Your task → For each line below that includes the word "icon", make a copy.

Data items →
= = = = = = =
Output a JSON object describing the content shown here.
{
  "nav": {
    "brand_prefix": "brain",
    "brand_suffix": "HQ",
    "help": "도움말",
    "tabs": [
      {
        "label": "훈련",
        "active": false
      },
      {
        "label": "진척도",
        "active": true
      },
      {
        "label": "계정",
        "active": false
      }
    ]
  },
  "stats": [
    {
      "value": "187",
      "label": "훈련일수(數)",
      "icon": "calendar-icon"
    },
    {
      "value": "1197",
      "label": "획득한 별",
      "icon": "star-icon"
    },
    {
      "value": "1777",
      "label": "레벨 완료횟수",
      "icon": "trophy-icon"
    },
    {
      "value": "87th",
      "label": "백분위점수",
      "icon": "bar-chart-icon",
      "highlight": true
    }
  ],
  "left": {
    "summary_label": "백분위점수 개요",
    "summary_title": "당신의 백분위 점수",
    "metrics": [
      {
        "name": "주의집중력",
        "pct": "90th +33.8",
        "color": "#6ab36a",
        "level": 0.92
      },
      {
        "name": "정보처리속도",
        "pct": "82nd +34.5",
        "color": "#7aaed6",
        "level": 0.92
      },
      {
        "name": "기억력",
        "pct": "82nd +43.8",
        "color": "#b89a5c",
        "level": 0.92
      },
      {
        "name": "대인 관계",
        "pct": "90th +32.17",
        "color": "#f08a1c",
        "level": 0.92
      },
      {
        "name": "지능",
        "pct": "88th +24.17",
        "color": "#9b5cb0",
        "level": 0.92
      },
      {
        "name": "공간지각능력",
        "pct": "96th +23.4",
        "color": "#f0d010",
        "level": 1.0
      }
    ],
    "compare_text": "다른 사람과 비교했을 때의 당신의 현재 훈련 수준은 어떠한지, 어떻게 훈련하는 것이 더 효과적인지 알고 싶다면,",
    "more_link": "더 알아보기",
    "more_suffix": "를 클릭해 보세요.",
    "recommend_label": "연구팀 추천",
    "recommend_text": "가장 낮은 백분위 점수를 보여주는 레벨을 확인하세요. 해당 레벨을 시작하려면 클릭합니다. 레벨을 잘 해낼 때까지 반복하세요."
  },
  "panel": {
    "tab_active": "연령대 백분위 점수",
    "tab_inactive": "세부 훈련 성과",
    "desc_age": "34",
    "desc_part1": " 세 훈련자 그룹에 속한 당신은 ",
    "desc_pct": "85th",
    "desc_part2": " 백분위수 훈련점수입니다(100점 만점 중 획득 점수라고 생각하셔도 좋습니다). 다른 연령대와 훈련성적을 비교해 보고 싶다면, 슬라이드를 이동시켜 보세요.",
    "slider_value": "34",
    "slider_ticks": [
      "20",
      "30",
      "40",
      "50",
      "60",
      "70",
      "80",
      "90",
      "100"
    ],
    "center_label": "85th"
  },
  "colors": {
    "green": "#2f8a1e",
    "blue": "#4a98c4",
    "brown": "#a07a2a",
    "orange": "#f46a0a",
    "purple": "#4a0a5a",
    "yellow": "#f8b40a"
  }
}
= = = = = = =
Solution below →
      "icon": "calendar-icon"
      "icon": "star-icon"
      "icon": "trophy-icon"
      "icon": "bar-chart-icon",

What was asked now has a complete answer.